Jan. 29, 2018 1:40 PM ET USA
The Catholic Church was able to get folks to heaven from day one. Without the written scripture, developed, promulgated dogma, canon law, etc, and it still can. It's just that we need 'to know what we know'. I had a poster of the big blue marble on my dorm room wall in '73. Fabulous perspective restorer.
Posted by: begnoche7263 -
Jan. 27, 2018 3:51 PM ET USA
I think this perspective is why we are in the situation currently. The USCCB is currently working on implementing A.L. in the U.S. and you will see its errors spread across our Church. When we are being attacked from without, all seem to agree that we should stand courageously and defend the faith, but for some reason when we are attacked from within, well just keep silent and keep the faith. That is why Modernism is taking such a hold on Catholicism.
Posted by: TheJournalist64 -
Jun. 28, 2013 5:28 PM ET USA
Let's not forget that my state senator, Donna Campbell, was first chair on this bill. She is both a woman and an emergency room doc, and so is constantly prepared to deal with the aftermath of these butchers' "procedures." She's also a freshman senator and defeated one of the most pro-abortion Republicans in the state, from a third-place start!
Posted by: Ken_H -
Jun. 26, 2013 9:05 PM ET USA

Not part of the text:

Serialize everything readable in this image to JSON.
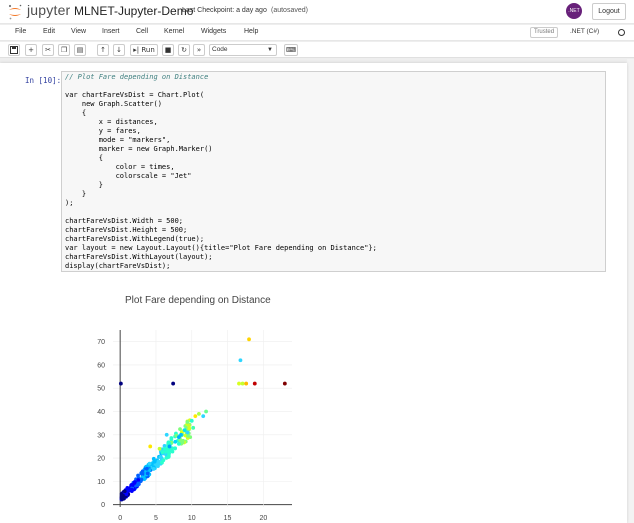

It is truly amazing how everyone turns a blind eye to ALL of the horrors of abortion - the killing of the innocent, and the outright lack of reasonable protections for those who do seek to have this "procedure" performed. Not to mention all of the other follow-on effects. And as you say, "They're interested in preserving women's health".